Why is real estate being devalued?
The real estate market is not doing well, according to the chief economist at Bank of Montreal.
The report on Friday said the global real estate sector is in a “transition” that is likely to be more painful than that seen in recent years, when it was growing rapidly and was a safe haven for investors.
“The slowdown in the global economy, the decline in the value of currencies, the ongoing slowdown in global trade and the slowdown in domestic demand have all contributed to a slowdown in international real estate investment,” wrote John Yarbrough, president and CEO of the Bank of Canada.
“However, the pace of change is likely more pronounced than at any time in recent history.”
Yarbough’s report is the first official assessment of the sector since the global economic crisis and the subsequent economic downturn.
It found that real estate is at risk of becoming a “perpetual” asset, as investors keep buying it despite a lack of demand.
In the past, many buyers in the world’s second-largest economy have been lured by the promise of higher prices and better jobs, but the global recession has hurt demand for these types of assets.
The economy has contracted by more than 10 per cent since the end of March, while the average price of a single-family house in Canada has declined by more that 30 per cent.
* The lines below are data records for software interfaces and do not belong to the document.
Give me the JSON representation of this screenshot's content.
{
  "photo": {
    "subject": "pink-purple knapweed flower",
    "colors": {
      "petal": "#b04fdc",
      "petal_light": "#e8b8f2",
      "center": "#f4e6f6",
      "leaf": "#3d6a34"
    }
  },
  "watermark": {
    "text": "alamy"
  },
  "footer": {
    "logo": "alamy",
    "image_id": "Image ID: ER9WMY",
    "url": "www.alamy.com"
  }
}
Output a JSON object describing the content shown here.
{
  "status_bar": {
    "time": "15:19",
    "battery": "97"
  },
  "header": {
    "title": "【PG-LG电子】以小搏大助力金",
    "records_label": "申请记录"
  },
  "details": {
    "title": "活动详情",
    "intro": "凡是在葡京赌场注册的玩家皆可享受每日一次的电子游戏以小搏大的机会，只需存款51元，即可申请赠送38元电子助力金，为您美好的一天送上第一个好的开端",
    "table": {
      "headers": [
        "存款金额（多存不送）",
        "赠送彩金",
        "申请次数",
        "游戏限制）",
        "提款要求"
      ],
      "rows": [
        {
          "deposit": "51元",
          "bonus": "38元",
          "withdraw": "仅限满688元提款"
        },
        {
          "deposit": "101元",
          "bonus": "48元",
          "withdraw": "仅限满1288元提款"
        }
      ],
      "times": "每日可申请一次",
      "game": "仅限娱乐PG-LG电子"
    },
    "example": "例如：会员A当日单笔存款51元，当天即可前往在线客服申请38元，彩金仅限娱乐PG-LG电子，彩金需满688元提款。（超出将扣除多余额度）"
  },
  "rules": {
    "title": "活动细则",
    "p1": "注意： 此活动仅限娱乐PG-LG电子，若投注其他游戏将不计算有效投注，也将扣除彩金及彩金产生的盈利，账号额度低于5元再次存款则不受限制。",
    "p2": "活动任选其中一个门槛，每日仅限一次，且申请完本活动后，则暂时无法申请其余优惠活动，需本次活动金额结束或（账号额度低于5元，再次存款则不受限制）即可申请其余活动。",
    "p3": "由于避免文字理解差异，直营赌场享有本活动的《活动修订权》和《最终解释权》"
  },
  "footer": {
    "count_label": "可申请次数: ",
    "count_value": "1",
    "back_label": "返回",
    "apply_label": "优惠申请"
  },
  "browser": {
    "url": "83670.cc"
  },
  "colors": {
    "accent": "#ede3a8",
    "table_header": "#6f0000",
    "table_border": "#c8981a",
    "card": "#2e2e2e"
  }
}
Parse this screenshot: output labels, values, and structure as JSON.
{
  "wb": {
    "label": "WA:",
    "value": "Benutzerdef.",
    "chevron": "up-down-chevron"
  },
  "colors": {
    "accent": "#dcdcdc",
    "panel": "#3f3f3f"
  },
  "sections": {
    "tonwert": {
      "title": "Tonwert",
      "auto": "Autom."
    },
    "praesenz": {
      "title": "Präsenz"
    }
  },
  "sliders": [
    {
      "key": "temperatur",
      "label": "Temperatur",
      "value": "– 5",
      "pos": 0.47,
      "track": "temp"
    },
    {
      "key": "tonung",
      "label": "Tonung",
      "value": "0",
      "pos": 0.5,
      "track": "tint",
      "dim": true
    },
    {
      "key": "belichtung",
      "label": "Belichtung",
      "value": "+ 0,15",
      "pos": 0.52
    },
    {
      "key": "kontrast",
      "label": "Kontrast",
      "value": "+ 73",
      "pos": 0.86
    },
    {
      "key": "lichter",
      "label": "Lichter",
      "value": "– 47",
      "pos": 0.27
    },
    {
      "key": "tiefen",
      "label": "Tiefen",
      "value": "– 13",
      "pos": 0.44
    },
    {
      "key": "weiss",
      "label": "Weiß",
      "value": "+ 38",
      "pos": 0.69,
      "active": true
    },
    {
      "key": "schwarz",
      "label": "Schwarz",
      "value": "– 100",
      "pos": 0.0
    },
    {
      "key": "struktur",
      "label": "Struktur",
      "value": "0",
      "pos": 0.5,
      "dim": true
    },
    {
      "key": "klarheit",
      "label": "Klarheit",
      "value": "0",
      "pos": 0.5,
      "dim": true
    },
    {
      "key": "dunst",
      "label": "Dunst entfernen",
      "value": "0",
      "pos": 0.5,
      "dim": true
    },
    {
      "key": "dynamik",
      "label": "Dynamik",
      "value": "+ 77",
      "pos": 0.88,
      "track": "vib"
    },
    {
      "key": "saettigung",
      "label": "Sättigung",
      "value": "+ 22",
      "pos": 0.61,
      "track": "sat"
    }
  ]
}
The slowdown in growth in China, Europe and the United States has also put pressure on global realtors.
The bank said the decline is “largely driven by the weak economic recovery and the weakness in housing supply” in those countries.
“Global demand is strong,” Yarboug said.
“It is a combination of high commodity prices and strong demand in other countries that is helping to sustain demand.”
Canada is currently the biggest buyer of real estate in the OECD, but prices have been falling for years.
The Canadian Real Estate Association said it expects the sector to decline by around 40 per cent this year.
Yarbugh noted that the Canadian real estate industry has also suffered from “frequent and severe” price declines, and the trend is likely in the pipeline.
The realtor industry has seen an “unprecedented” slowdown in recent months.
Yarrgheur, who also oversees Canada’s real estate agency, told reporters that while the overall market is performing well, there are some areas where it is not performing as well as it could.
“There is a lot of uncertainty in the market,” he said.
The Bank of Japan’s Yarbaugh said the economy has “substantial room” for further improvement, but he expects it to take some time for those changes to translate into significant economic growth.
He said the slowdown will have a “negative impact” on the real estate recovery in Canada.
The central bank has been urging its central bankers to cut interest rates, and Yarbaug has also called for a review of the country’s real-estate investment policies.
The Reserve Bank of Australia, which manages the Reserve Bank’s monetary policy, has been holding its policy rate at 0.5 per cent for the past four years.
However, it is expected to cut rates again in the second half of this year, which could mean a lower rate cut in 2019, when the global economies are expected to grow by about 6 per cent, which is the same pace of growth that Canada is seeing.
Yarbough’s assessment comes just days after the government unveiled the national economic growth outlook.
The plan, released Thursday, forecasts an economic expansion of 2.4 per cent next year, up from the 1.8 per cent expected last year.
The government also says that in 2018, the number of jobs will be the largest since 1997, and that the economy will grow by 2.2 per cent in 2019.
Canada’s economy will continue to grow, but at a slower pace, according the report.